*DIRECTIONS FOR THIS TASK*
The full set of records must be set down verbatim.

*PROVIDED RECORDS*
###
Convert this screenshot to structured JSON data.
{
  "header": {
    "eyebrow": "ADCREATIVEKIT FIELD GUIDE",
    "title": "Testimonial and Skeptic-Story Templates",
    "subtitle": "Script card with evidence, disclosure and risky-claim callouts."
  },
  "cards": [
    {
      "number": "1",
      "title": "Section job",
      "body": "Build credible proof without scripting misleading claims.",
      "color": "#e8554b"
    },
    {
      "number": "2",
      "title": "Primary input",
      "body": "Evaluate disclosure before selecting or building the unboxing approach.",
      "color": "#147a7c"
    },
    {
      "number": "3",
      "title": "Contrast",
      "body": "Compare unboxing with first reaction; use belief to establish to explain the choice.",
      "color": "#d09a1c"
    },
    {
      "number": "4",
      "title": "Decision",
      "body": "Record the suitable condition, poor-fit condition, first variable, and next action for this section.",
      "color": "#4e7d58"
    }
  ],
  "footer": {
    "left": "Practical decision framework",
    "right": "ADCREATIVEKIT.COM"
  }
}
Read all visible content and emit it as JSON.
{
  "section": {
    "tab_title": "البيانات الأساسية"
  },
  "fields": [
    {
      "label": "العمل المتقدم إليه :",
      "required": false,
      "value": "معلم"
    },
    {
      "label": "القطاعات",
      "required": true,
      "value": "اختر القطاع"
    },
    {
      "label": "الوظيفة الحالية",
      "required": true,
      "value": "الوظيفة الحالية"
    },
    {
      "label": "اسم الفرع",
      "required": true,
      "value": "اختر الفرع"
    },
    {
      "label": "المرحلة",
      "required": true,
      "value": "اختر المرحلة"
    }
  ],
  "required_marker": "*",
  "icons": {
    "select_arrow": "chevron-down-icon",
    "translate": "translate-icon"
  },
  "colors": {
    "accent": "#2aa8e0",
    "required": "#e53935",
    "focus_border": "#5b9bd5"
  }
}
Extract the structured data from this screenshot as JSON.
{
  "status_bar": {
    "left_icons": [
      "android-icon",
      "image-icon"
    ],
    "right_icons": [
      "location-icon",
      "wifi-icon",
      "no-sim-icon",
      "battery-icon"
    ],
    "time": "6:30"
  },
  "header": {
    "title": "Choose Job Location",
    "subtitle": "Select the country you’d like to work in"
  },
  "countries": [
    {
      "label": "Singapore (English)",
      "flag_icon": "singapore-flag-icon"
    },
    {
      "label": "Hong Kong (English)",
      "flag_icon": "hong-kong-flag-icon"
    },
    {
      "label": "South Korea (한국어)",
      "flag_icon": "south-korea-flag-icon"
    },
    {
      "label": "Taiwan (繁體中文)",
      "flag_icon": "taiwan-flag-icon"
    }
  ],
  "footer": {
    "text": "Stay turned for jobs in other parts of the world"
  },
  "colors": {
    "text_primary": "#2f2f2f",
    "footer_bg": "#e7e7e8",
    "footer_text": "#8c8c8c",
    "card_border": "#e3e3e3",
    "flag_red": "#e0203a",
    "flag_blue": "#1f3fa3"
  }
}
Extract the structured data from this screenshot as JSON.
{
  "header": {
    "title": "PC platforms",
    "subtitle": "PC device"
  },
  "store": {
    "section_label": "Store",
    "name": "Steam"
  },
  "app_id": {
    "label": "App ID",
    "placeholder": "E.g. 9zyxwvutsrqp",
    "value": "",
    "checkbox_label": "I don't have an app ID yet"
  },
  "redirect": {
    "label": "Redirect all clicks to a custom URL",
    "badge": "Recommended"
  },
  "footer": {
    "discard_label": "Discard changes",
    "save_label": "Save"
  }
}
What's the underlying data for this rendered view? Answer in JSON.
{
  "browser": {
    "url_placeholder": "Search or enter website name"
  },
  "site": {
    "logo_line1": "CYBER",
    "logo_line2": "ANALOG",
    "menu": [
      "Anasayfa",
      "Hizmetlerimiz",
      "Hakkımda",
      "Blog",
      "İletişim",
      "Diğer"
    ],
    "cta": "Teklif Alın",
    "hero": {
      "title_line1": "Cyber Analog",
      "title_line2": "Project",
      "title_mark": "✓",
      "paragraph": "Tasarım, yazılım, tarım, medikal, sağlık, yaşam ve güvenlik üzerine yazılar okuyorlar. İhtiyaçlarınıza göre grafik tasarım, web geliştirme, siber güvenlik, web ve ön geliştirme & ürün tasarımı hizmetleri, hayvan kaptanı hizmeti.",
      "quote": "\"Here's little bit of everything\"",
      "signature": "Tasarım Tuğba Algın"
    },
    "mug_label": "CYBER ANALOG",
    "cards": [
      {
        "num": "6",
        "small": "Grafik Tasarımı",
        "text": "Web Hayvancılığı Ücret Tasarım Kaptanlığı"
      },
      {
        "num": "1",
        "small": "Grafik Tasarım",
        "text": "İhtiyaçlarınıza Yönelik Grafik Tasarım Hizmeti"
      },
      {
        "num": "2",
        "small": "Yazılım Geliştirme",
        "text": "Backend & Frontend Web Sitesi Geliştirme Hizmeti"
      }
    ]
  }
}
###
*RESPONSE*
Convert this screenshot to structured JSON data.
{
  "header": {
    "eyebrow": "ADCREATIVEKIT FIELD GUIDE",
    "title": "Testimonial and Skeptic-Story Templates",
    "subtitle": "Script card with evidence, disclosure and risky-claim callouts."
  },
  "cards": [
    {
      "number": "1",
      "title": "Section job",
      "body": "Build credible proof without scripting misleading claims.",
      "color": "#e8554b"
    },
    {
      "number": "2",
      "title": "Primary input",
      "body": "Evaluate disclosure before selecting or building the unboxing approach.",
      "color": "#147a7c"
    },
    {
      "number": "3",
      "title": "Contrast",
      "body": "Compare unboxing with first reaction; use belief to establish to explain the choice.",
      "color": "#d09a1c"
    },
    {
      "number": "4",
      "title": "Decision",
      "body": "Record the suitable condition, poor-fit condition, first variable, and next action for this section.",
      "color": "#4e7d58"
    }
  ],
  "footer": {
    "left": "Practical decision framework",
    "right": "ADCREATIVEKIT.COM"
  }
}
Read all visible content and emit it as JSON.
{
  "section": {
    "tab_title": "البيانات الأساسية"
  },
  "fields": [
    {
      "label": "العمل المتقدم إليه :",
      "required": false,
      "value": "معلم"
    },
    {
      "label": "القطاعات",
      "required": true,
      "value": "اختر القطاع"
    },
    {
      "label": "الوظيفة الحالية",
      "required": true,
      "value": "الوظيفة الحالية"
    },
    {
      "label": "اسم الفرع",
      "required": true,
      "value": "اختر الفرع"
    },
    {
      "label": "المرحلة",
      "required": true,
      "value": "اختر المرحلة"
    }
  ],
  "required_marker": "*",
  "icons": {
    "select_arrow": "chevron-down-icon",
    "translate": "translate-icon"
  },
  "colors": {
    "accent": "#2aa8e0",
    "required": "#e53935",
    "focus_border": "#5b9bd5"
  }
}
Extract the structured data from this screenshot as JSON.
{
  "status_bar": {
    "left_icons": [
      "android-icon",
      "image-icon"
    ],
    "right_icons": [
      "location-icon",
      "wifi-icon",
      "no-sim-icon",
      "battery-icon"
    ],
    "time": "6:30"
  },
  "header": {
    "title": "Choose Job Location",
    "subtitle": "Select the country you’d like to work in"
  },
  "countries": [
    {
      "label": "Singapore (English)",
      "flag_icon": "singapore-flag-icon"
    },
    {
      "label": "Hong Kong (English)",
      "flag_icon": "hong-kong-flag-icon"
    },
    {
      "label": "South Korea (한국어)",
      "flag_icon": "south-korea-flag-icon"
    },
    {
      "label": "Taiwan (繁體中文)",
      "flag_icon": "taiwan-flag-icon"
    }
  ],
  "footer": {
    "text": "Stay turned for jobs in other parts of the world"
  },
  "colors": {
    "text_primary": "#2f2f2f",
    "footer_bg": "#e7e7e8",
    "footer_text": "#8c8c8c",
    "card_border": "#e3e3e3",
    "flag_red": "#e0203a",
    "flag_blue": "#1f3fa3"
  }
}
Extract the structured data from this screenshot as JSON.
{
  "header": {
    "title": "PC platforms",
    "subtitle": "PC device"
  },
  "store": {
    "section_label": "Store",
    "name": "Steam"
  },
  "app_id": {
    "label": "App ID",
    "placeholder": "E.g. 9zyxwvutsrqp",
    "value": "",
    "checkbox_label": "I don't have an app ID yet"
  },
  "redirect": {
    "label": "Redirect all clicks to a custom URL",
    "badge": "Recommended"
  },
  "footer": {
    "discard_label": "Discard changes",
    "save_label": "Save"
  }
}
What's the underlying data for this rendered view? Answer in JSON.
{
  "browser": {
    "url_placeholder": "Search or enter website name"
  },
  "site": {
    "logo_line1": "CYBER",
    "logo_line2": "ANALOG",
    "menu": [
      "Anasayfa",
      "Hizmetlerimiz",
      "Hakkımda",
      "Blog",
      "İletişim",
      "Diğer"
    ],
    "cta": "Teklif Alın",
    "hero": {
      "title_line1": "Cyber Analog",
      "title_line2": "Project",
      "title_mark": "✓",
      "paragraph": "Tasarım, yazılım, tarım, medikal, sağlık, yaşam ve güvenlik üzerine yazılar okuyorlar. İhtiyaçlarınıza göre grafik tasarım, web geliştirme, siber güvenlik, web ve ön geliştirme & ürün tasarımı hizmetleri, hayvan kaptanı hizmeti.",
      "quote": "\"Here's little bit of everything\"",
      "signature": "Tasarım Tuğba Algın"
    },
    "mug_label": "CYBER ANALOG",
    "cards": [
      {
        "num": "6",
        "small": "Grafik Tasarımı",
        "text": "Web Hayvancılığı Ücret Tasarım Kaptanlığı"
      },
      {
        "num": "1",
        "small": "Grafik Tasarım",
        "text": "İhtiyaçlarınıza Yönelik Grafik Tasarım Hizmeti"
      },
      {
        "num": "2",
        "small": "Yazılım Geliştirme",
        "text": "Backend & Frontend Web Sitesi Geliştirme Hizmeti"
      }
    ]
  }
}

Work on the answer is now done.